### [WHAT TO WORK ON]
Return all lines below containing the word "https".

Start of INPUT

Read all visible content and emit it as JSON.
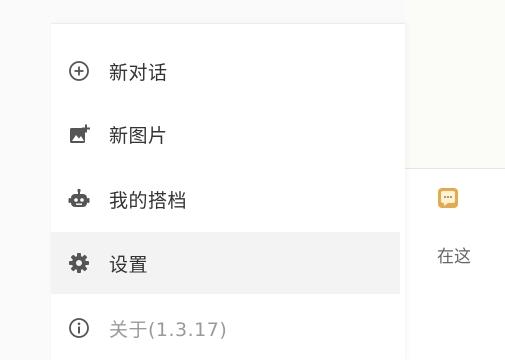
{
  "menu": {
    "items": [
      {
        "label": "新对话",
        "icon": "plus-circle-icon"
      },
      {
        "label": "新图片",
        "icon": "add-image-icon"
      },
      {
        "label": "我的搭档",
        "icon": "robot-icon"
      },
      {
        "label": "设置",
        "icon": "gear-icon",
        "active": true
      },
      {
        "label": "关于(1.3.17)",
        "icon": "info-icon"
      }
    ]
  },
  "chat": {
    "partial_text": "在这"
  },
  "colors": {
    "text": "#333333",
    "muted": "#9a9a9a",
    "active_bg": "#f3f3f3",
    "accent": "#e0a94a"
  }
}
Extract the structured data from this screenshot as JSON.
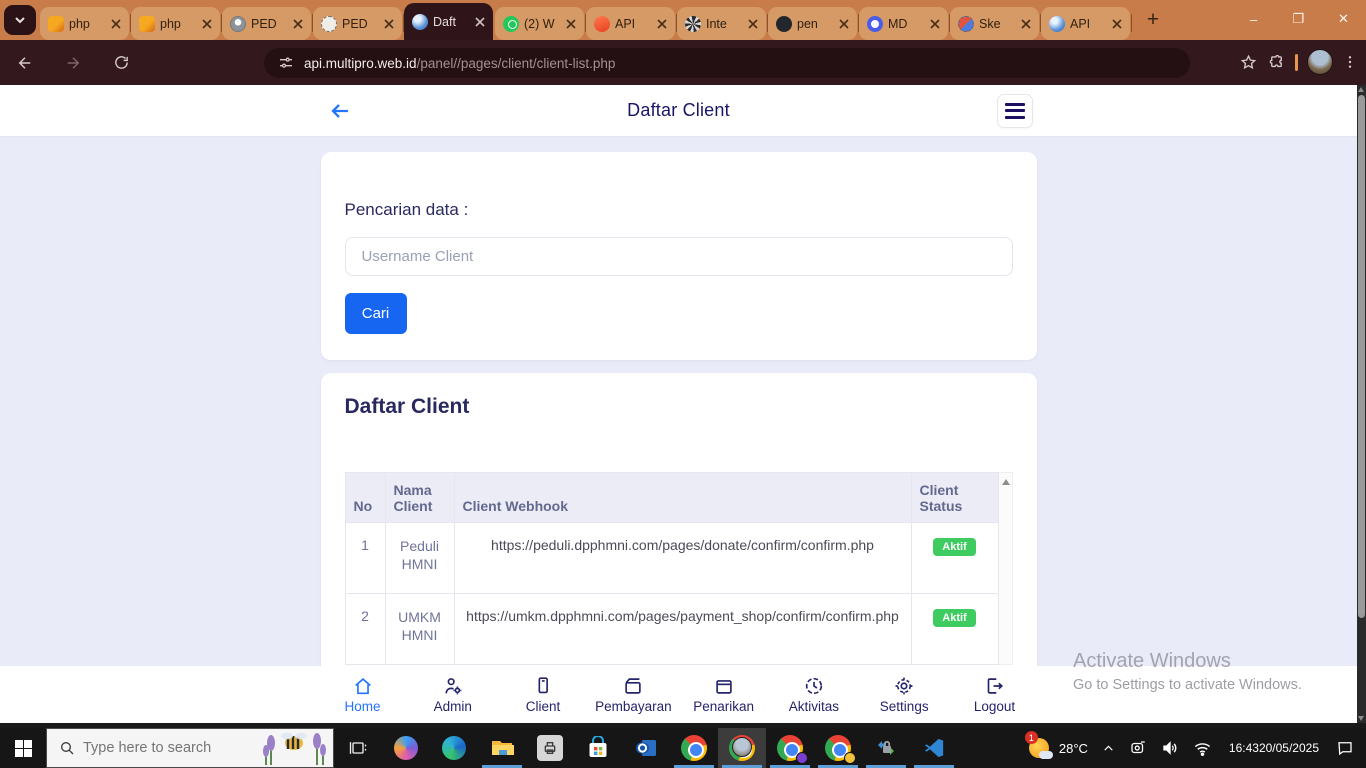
{
  "colors": {
    "accent_blue": "#1766f2",
    "status_green": "#3ecb5f",
    "frame_orange": "#c87c4a"
  },
  "browser": {
    "tabs": [
      {
        "title": "php",
        "icon": "phpmyadmin"
      },
      {
        "title": "php",
        "icon": "phpmyadmin"
      },
      {
        "title": "PED",
        "icon": "person"
      },
      {
        "title": "PED",
        "icon": "person-dashed"
      },
      {
        "title": "Daft",
        "icon": "globe",
        "active": true
      },
      {
        "title": "(2) W",
        "icon": "whatsapp"
      },
      {
        "title": "API",
        "icon": "flame"
      },
      {
        "title": "Inte",
        "icon": "swirl"
      },
      {
        "title": "pen",
        "icon": "github"
      },
      {
        "title": "MD",
        "icon": "blue-ring"
      },
      {
        "title": "Ske",
        "icon": "dashed-duotone"
      },
      {
        "title": "API",
        "icon": "globe"
      }
    ],
    "window_controls": {
      "minimize": "–",
      "maximize": "❐",
      "close": "✕"
    },
    "url": {
      "host": "api.multipro.web.id",
      "path": "/panel//pages/client/client-list.php"
    }
  },
  "page": {
    "header": {
      "title": "Daftar Client"
    },
    "search_card": {
      "label": "Pencarian data :",
      "placeholder": "Username Client",
      "button": "Cari"
    },
    "table_card": {
      "title": "Daftar Client",
      "columns": [
        "No",
        "Nama Client",
        "Client Webhook",
        "Client Status"
      ],
      "rows": [
        {
          "no": "1",
          "name": "Peduli HMNI",
          "webhook": "https://peduli.dpphmni.com/pages/donate/confirm/confirm.php",
          "status": "Aktif"
        },
        {
          "no": "2",
          "name": "UMKM HMNI",
          "webhook": "https://umkm.dpphmni.com/pages/payment_shop/confirm/confirm.php",
          "status": "Aktif"
        }
      ]
    },
    "nav": {
      "items": [
        {
          "label": "Home",
          "icon": "home",
          "active": true
        },
        {
          "label": "Admin",
          "icon": "person-gear"
        },
        {
          "label": "Client",
          "icon": "smartphone"
        },
        {
          "label": "Pembayaran",
          "icon": "wallet"
        },
        {
          "label": "Penarikan",
          "icon": "box"
        },
        {
          "label": "Aktivitas",
          "icon": "clock"
        },
        {
          "label": "Settings",
          "icon": "gear"
        },
        {
          "label": "Logout",
          "icon": "logout"
        }
      ]
    },
    "watermark": {
      "line1": "Activate Windows",
      "line2": "Go to Settings to activate Windows."
    }
  },
  "taskbar": {
    "search_placeholder": "Type here to search",
    "tray": {
      "badge": "1",
      "temp": "28°C",
      "time": "16:43",
      "date": "20/05/2025"
    }
  }
}
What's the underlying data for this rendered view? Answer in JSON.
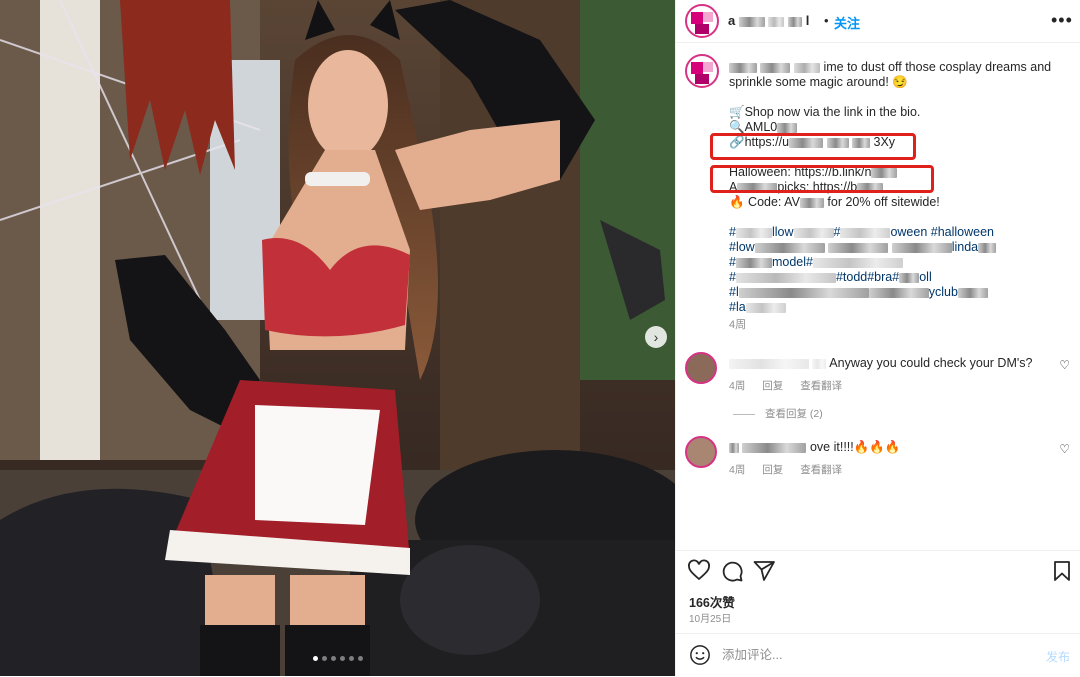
{
  "header": {
    "username_visible": "a",
    "username_tail": "l",
    "separator": "•",
    "follow_label": "关注",
    "more_icon": "more-horizontal-icon"
  },
  "caption": {
    "line1": "ime to dust off those cosplay dreams and",
    "line2": "sprinkle some magic around! 😏",
    "shop": "🛒Shop now via the link in the bio.",
    "search_code": "🔍AML0",
    "link1_prefix": "🔗https://u",
    "link1_suffix": "3Xy",
    "halloween": "Halloween: https://b.link/n",
    "picks_prefix": "A",
    "picks_mid": "picks: https://b",
    "code_prefix": "🔥 Code: AV",
    "code_suffix": "for 20% off sitewide!",
    "tag_row1_a": "#",
    "tag_row1_b": "llow",
    "tag_row1_c": "#",
    "tag_row1_d": "oween #halloween",
    "tag_row2_a": "#l",
    "tag_row2_b": "ow",
    "tag_row2_c": "linda",
    "tag_row3_a": "#",
    "tag_row3_b": "model",
    "tag_row3_c": "#",
    "tag_row4_a": "#",
    "tag_row4_b": "#todd",
    "tag_row4_c": "#bra",
    "tag_row4_d": "#",
    "tag_row4_e": "oll",
    "tag_row5_a": "#l",
    "tag_row5_b": "yclub",
    "tag_row6_a": "#la",
    "time": "4周"
  },
  "comments": [
    {
      "text": "Anyway you could check your DM's?",
      "time": "4周",
      "reply": "回复",
      "translate": "查看翻译"
    },
    {
      "text": "ove it!!!!🔥🔥🔥",
      "time": "4周",
      "reply": "回复",
      "translate": "查看翻译"
    }
  ],
  "view_replies": "查看回复 (2)",
  "actions": {
    "like_icon": "heart-icon",
    "comment_icon": "comment-icon",
    "share_icon": "send-icon",
    "save_icon": "bookmark-icon"
  },
  "likes": "166次赞",
  "date": "10月25日",
  "comment_input": {
    "placeholder": "添加评论...",
    "post_label": "发布"
  },
  "carousel": {
    "slides": 6,
    "active": 1
  },
  "colors": {
    "accent": "#0095f6",
    "highlight": "#e0201b",
    "hashtag": "#00376b"
  }
}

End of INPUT

### [RESPONSE]
          "webhook": "https://peduli.dpphmni.com/pages/donate/confirm/confirm.php",
          "webhook": "https://umkm.dpphmni.com/pages/payment_shop/confirm/confirm.php",
    "link1_prefix": "🔗https://u",
    "halloween": "Halloween: https://b.link/n",
    "picks_mid": "picks: https://b",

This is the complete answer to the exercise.